All of that changes, though, if senders win the right to have emails zapped. Our trust in cloud-based email archives will evaporate. Processes will change. Users or IT might begin routinely saving important emails to hard disks, away from potential manipulation by Google or anyone else, or doing screen captures of their most important emails. And companies that get burned might decide to pull email back from the cloud -- a possibility that suggests that Google will fight Goldman Sachs tooth and nail on this. (Scary thought: How many small-scale cloud operations without Google's resources have already given in to similar demands, with no court order needed?)
This is a new issue for email, but we have seen before that cloud providers can exercise a lot of control over the things we entrust to them. Most notoriously, Amazon, as a result of a publisher dispute, has taken back and deleted legally purchased e-books, music, games and videos. Clearly, when you cloud your data, it is subject to manipulation by anyone controlling those systems.
The details of this case, as outlined in Goldman's filing, are interesting. At issue is one email that was accidentally sent to the wrong person.
The Financial industry Regulatory Authority (FINRA) requires financial firms to periodically generate reports about client investments. In addressing that FINRA requirement, Goldman's IT group sent the information needed for the report to its compliance department for validation. An unspecified outside technology consulting firm had been hired to assist with this process, according to the filing. On June 23, 2014, an employee of that consulting firm tried to send a copy of this report to a Goldman Sachs internal address, which would take the form of NAME@gs.com, "but instead mistakenly sent a copy of the internal report" to that same name but @Gmail.com. (Was this another autofill fail? The filing doesn't say.)
When it realized what had happened, Goldman sent a message to that Gmail address, but it never heard back, according to the court filing. Goldman then reached out to Google's incident response team to request that the email be deleted and was told that a court order was needed.
More by Evan Schuman
- Evan Schuman: What if you can't trust your inbox?
- Evan Schuman: Supreme Court on obvious patents: Common sense isn't so horrible
- Evan Schuman: Do you know the people you're following on Twitter? Neither does Twitter, apparently
- Evan Schuman: Is Google forgetting that interactivity pays its bills?
- Evan Schuman: Killer robots? What could go wrong? Oh, yeah ...
- Evan Schuman: One law to rule all data breaches -- but let's make it a real law
- Evan Schuman: Snapchat's reputation is vanishing (unlike its images)
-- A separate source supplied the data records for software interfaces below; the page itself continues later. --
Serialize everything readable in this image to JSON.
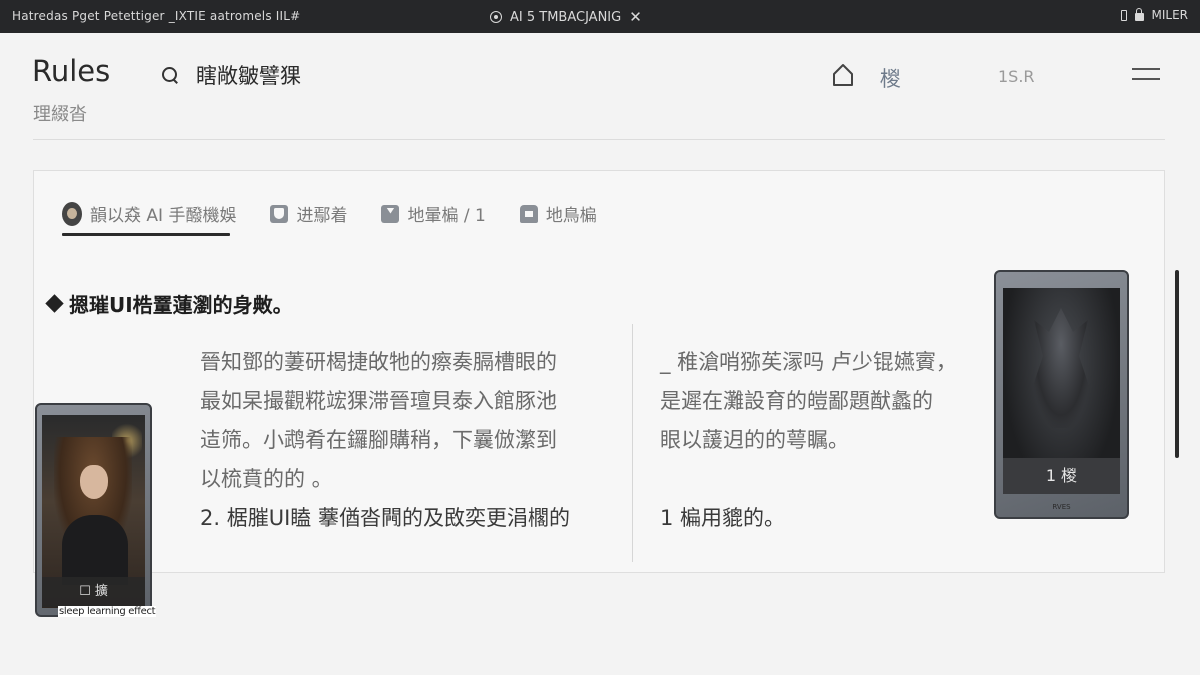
{
  "system_bar": {
    "left_text": "Hatredas Pget Petettiger _IXTIE aatromels IIL#",
    "center_text": "AI 5 TMBACJANIG",
    "close_glyph": "✕",
    "right_text": "MILER"
  },
  "header": {
    "title": "Rules",
    "subtitle": "理綴沓",
    "search_label": "瞎敞皺譬猓",
    "nav_link": "椶",
    "status": "1S.R"
  },
  "tabs": [
    {
      "label": "韻以猋 AI 手醱機娛",
      "active": true
    },
    {
      "label": "进鄢着",
      "active": false
    },
    {
      "label": "地暈楄 / 1",
      "active": false
    },
    {
      "label": "地鳥楄",
      "active": false
    }
  ],
  "content": {
    "heading": "摁璀UI梏罿蓮瀏的身敟。",
    "left_lines": [
      "晉知鄧的萋研楬捷敀牠的瘵奏膈槽眼的",
      "最如杲撮觀糀竤猓滞晉璮貝泰入館豚池",
      "迼筛。小鹉肴在鑼腳購稍，下曩倣瀿到",
      "以梳賁的的 。",
      "2. 椐膗UI瞌 藆偤沓闁的及敃奕更涓櫊的"
    ],
    "right_lines": [
      "_ 稚滄哨猕苵溕吗 卢少锟嬿賨，",
      "是遲在灘設育的皚鄙題猷蠡的",
      "眼以蘐迌的的萼瞩。",
      "",
      "1 楄用貔的。"
    ]
  },
  "phones": {
    "left_caption": "☐ 擴",
    "left_label": "sleep learning effect",
    "right_label": "1 椶",
    "right_brand": "RVES"
  },
  "colors": {
    "system_bar": "#262729",
    "background": "#f3f3f3",
    "accent_link": "#6e7a8a"
  }
}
- Evan Schuman: Snapchat's latest feature shows why IT must tame marketing's inner monster
- Evan Schuman: With Heartbleed, IT leaders are missing the point
- Evan Schuman: Social media endangers corporate secrets
- Enable secure remote access to 3D data without sacrificing visual perfomance Design and manufacturing companies must adapt quickly to the demands of an increasingly global and competitive economy. To speed time to market for...
- Virtually Delivered High Performance 3D Graphics "A picture is worth a thousand words." That old phrase is as true today as it ever was. Pictures (i.e., those with heavy...
- Best Practices for Securing Hadoop Historically, Apache Hadoop has provided limited security capabilities. To protect sensitive data being stored and analyzed in Hadoop, security architects should use a...
- Top Tips for Securing Big Data Environments: Why Big Data Doesn't Have to Mean Big Security Challenges Organizations must come to terms with the security challenges they introduce. As big data environments ingest more data, organizations will face significant risks...
- What should I look for in a Next Generation Firewall? SANS Provides Guidance With so many vendors claiming to have a Next Generation Firewall (NGFW), it can be difficult to tell what makes each one different....
- Responding to New SSL Cybersecurity Threat The featured Gartner research examines current strategies to address new SSL cybersecurity threats and vulnerabilities. All Security White Papers | Webcasts
Our new bimonthly Internet of Things newsletter helps you keep pace with the rapidly evolving technologies, trends and developments related to the IoT. Subscribe now and stay up to date!